> **DATA SUPPLIED**
══════════

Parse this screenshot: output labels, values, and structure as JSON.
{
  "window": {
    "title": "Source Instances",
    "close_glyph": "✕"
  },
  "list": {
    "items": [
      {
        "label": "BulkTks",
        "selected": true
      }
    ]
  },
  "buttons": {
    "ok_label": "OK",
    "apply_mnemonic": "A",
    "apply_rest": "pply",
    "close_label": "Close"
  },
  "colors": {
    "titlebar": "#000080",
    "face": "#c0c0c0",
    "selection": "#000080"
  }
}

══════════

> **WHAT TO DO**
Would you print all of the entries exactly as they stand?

> **COMPLETED TASK**
Parse this screenshot: output labels, values, and structure as JSON.
{
  "window": {
    "title": "Source Instances",
    "close_glyph": "✕"
  },
  "list": {
    "items": [
      {
        "label": "BulkTks",
        "selected": true
      }
    ]
  },
  "buttons": {
    "ok_label": "OK",
    "apply_mnemonic": "A",
    "apply_rest": "pply",
    "close_label": "Close"
  },
  "colors": {
    "titlebar": "#000080",
    "face": "#c0c0c0",
    "selection": "#000080"
  }
}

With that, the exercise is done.